### Task prompt
Report the number of lines in the data below where the string "icon" shows up, and only that number.

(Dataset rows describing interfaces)
┄┄┄┄┄┄┄┄┄┄

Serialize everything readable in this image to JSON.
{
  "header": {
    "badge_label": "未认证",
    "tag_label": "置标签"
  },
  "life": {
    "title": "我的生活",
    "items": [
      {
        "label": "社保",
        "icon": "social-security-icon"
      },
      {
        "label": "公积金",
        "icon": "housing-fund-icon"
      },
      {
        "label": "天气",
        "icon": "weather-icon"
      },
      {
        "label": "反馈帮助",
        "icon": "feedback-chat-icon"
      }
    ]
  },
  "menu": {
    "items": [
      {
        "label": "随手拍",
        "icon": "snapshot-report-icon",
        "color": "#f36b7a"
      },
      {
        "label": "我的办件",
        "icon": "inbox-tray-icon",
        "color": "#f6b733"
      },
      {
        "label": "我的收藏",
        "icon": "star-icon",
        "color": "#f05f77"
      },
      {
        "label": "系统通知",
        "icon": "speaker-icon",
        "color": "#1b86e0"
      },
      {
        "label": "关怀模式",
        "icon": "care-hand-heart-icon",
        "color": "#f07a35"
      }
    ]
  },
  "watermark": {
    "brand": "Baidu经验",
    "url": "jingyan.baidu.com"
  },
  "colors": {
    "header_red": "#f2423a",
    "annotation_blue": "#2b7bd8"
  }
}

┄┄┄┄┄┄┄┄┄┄

### Exercise output
9